What is in this article?:
- GM Banking $200M on Powertrain Engineering
- "Next-generation advanced propulsion technologies"
- GM Powertrain will reduce product development time, cost
- Pontiac will host electric and battery power R&D
- Testing engines for durability, reliability, quality
At the GM Powertrain Engineering Development Center in Pontiac, Mich., a technician monitors non-fueled loaded spin testing of a six-speed transmission.
General Motors Co. plans to invest $200 million to expand operations at its Global Powertrain Engineering headquarters in Pontiac, Mich., and consolidate functions there from four other operations. The automaker said the capital investments are part of the plans it announced previously to invest $1.5 billion in North American operations. At Pontiac, GM will build a 138,000-sq.-ft. testing center that would be available in the second half of 2014.

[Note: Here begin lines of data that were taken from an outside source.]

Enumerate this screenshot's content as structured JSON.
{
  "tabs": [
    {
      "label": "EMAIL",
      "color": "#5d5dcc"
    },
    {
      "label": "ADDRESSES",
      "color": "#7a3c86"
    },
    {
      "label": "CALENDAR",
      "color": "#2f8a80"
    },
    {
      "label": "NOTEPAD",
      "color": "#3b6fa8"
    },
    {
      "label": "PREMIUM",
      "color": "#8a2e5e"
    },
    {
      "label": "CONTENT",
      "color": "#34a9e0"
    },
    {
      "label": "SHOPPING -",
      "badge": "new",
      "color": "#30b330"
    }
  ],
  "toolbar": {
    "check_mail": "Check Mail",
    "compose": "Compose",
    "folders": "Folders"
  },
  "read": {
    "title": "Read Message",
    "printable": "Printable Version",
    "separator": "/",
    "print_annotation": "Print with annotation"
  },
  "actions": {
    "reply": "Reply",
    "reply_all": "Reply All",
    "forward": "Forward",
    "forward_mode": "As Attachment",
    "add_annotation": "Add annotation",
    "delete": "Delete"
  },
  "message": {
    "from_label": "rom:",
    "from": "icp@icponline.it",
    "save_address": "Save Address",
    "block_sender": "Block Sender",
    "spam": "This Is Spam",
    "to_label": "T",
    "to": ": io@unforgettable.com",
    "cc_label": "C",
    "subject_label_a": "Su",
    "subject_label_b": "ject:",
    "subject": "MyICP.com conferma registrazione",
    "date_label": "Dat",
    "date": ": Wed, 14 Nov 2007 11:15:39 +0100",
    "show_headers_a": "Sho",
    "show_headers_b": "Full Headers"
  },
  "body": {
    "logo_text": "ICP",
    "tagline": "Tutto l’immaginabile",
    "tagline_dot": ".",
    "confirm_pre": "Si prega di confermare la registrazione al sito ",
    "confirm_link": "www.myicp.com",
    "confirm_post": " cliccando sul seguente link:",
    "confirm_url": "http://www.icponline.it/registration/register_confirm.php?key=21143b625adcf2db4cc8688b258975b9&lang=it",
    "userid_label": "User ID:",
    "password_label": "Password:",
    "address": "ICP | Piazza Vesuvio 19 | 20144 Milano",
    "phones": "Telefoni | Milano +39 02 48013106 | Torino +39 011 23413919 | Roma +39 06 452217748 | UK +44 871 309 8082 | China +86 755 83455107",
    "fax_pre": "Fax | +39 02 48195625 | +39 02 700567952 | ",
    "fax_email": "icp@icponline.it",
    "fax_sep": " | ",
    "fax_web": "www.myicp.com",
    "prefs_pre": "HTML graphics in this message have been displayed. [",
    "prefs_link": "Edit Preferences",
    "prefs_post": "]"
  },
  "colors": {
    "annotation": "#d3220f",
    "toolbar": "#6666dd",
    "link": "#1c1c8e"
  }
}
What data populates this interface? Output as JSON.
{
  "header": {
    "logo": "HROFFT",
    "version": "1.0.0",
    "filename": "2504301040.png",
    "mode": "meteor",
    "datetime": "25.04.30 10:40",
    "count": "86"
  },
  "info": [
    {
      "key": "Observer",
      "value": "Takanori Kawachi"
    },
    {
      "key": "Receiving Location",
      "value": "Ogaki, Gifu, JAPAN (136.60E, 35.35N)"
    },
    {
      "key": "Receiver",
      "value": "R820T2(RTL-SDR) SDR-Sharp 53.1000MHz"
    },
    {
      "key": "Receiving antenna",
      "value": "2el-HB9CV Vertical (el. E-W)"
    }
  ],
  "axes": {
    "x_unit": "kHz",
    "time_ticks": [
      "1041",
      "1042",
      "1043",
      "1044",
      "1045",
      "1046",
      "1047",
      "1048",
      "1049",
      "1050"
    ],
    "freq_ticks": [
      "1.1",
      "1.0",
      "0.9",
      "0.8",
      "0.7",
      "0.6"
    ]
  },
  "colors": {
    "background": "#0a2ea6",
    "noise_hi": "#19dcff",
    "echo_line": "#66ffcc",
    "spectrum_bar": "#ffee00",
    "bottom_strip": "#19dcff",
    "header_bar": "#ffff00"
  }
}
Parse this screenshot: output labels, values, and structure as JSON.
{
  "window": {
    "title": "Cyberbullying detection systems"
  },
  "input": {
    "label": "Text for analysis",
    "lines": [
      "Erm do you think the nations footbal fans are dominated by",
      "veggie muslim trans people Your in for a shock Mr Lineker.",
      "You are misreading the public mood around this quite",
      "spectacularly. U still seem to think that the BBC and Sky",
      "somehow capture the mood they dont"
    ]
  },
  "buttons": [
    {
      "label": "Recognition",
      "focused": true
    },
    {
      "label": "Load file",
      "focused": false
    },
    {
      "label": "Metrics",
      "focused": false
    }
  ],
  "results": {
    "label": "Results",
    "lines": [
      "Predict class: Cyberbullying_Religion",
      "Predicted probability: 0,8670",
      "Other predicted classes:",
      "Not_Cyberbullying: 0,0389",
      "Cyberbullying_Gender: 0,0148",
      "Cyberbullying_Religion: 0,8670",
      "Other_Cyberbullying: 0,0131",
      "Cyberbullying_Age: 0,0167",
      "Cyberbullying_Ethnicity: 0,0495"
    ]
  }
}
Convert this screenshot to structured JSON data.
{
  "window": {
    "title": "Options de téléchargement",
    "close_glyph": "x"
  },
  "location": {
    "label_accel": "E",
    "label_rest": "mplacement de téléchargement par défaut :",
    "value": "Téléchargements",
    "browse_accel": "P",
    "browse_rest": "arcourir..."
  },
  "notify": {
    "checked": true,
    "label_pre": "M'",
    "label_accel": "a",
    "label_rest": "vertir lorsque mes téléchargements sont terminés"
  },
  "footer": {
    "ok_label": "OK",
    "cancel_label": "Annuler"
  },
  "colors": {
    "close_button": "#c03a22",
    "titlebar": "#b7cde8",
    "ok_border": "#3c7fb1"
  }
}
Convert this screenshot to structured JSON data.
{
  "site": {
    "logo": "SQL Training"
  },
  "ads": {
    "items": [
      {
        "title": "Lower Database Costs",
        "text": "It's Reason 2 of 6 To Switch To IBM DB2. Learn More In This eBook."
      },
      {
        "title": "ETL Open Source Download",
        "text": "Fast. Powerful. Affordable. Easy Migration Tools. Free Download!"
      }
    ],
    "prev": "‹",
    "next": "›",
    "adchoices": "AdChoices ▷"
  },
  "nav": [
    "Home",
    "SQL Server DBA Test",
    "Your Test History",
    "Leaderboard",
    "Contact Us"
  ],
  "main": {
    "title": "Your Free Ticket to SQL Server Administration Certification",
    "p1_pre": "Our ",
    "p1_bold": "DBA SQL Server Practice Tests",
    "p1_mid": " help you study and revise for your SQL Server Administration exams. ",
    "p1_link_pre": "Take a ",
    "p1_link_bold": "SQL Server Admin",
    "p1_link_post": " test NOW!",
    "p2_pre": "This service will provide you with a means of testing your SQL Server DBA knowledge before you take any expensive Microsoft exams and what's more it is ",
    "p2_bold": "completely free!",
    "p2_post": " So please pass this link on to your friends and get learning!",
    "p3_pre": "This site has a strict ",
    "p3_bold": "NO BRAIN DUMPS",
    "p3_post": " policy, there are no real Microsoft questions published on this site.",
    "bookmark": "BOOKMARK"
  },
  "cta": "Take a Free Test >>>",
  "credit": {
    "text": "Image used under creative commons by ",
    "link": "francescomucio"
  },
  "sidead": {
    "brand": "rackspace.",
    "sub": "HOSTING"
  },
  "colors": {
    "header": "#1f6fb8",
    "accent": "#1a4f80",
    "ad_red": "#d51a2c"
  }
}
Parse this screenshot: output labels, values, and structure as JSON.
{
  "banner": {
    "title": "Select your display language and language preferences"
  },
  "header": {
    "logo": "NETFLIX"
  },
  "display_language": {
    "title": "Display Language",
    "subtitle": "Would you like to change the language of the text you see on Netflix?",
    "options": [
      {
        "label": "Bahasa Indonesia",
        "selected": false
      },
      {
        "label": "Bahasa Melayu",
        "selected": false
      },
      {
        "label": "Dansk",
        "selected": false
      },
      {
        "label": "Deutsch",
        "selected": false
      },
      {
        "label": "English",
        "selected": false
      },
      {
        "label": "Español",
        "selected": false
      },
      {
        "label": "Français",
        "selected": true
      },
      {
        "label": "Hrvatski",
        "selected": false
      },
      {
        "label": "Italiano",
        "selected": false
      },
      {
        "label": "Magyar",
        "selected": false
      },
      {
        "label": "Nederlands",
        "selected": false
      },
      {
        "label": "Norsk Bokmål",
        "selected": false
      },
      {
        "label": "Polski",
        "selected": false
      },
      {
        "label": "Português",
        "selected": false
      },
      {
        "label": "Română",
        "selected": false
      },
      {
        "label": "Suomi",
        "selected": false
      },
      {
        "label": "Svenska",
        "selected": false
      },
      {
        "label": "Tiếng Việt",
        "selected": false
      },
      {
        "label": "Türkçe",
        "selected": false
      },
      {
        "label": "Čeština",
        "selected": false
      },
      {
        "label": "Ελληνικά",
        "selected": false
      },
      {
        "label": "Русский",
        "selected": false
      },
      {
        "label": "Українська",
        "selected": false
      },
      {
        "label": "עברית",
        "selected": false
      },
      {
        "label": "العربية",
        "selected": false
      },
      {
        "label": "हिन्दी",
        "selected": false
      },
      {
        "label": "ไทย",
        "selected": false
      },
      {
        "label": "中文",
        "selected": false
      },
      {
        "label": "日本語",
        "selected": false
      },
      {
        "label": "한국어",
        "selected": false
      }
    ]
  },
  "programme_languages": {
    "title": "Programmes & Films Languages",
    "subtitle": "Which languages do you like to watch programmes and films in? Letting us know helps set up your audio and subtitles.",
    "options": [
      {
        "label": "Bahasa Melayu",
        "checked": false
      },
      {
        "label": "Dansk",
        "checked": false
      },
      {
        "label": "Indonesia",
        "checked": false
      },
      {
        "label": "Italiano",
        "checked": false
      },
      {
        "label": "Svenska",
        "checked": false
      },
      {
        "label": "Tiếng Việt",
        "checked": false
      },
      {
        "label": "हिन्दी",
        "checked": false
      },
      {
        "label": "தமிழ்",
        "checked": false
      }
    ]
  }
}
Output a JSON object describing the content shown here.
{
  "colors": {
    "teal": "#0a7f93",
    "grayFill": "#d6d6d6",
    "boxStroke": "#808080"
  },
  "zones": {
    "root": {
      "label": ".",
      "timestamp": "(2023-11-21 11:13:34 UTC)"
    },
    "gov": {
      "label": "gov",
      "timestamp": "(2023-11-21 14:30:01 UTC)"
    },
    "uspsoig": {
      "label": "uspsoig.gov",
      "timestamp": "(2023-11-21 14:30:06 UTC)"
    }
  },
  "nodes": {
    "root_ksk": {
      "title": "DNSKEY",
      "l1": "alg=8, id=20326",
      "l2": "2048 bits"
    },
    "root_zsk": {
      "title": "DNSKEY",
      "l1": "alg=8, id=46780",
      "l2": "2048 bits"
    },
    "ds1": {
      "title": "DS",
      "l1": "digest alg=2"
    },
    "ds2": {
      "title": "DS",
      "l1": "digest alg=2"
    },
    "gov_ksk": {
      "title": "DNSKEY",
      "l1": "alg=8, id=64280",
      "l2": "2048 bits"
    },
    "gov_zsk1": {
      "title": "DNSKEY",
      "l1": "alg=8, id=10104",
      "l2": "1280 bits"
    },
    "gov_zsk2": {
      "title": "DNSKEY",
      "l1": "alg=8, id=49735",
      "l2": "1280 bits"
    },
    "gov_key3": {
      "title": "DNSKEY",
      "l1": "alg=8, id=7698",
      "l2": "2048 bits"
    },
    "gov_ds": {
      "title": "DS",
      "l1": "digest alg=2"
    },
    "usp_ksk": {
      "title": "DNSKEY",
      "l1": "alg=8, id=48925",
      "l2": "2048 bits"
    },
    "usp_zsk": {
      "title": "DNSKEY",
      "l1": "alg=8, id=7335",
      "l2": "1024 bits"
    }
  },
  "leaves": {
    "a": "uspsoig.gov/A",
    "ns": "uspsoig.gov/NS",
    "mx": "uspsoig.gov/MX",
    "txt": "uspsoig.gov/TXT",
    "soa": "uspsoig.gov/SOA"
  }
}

“These moves will help our entire Powertrain team work more effectively across the organization to develop the powertrain technologies we need to build the world’s best vehicles for our customers around the world,” stated Sam Winegarden, GM vice president of Global Engine Engineering.
In 2008, GM consolidated seven Powertrain Engineering operations at Pontiac from various Michigan locations, and it said the coming combination would reduce its total footprint by 640,000 sq. ft. and eliminate three leased facilities.
The leased operations are in Wixom, Mich., Castleton, Ind. and Torrance, Calif. A fourth powertrain operation, GM R&D’s Propulsion Systems Research lab in Warren, Mich. will relocate to the Pontiac campus.
Previously announced that its hydrogen fuel cell operation would move from in Honeoye Falls, N.Y., to Pontiac. That shift will happen this year.
With the addition of the testing center, GM’s Powertrain Development Center in Pontiac will be a 450,000 sq.-ft. facility that the automaker predicts will bring engine technologies to market faster and less expensively, because it will reduce development time. Engineers will test engines for durability, reliability and quality under extreme conditions, including cold ambient temperatures, high RPMs, and repetitive starting and stopping.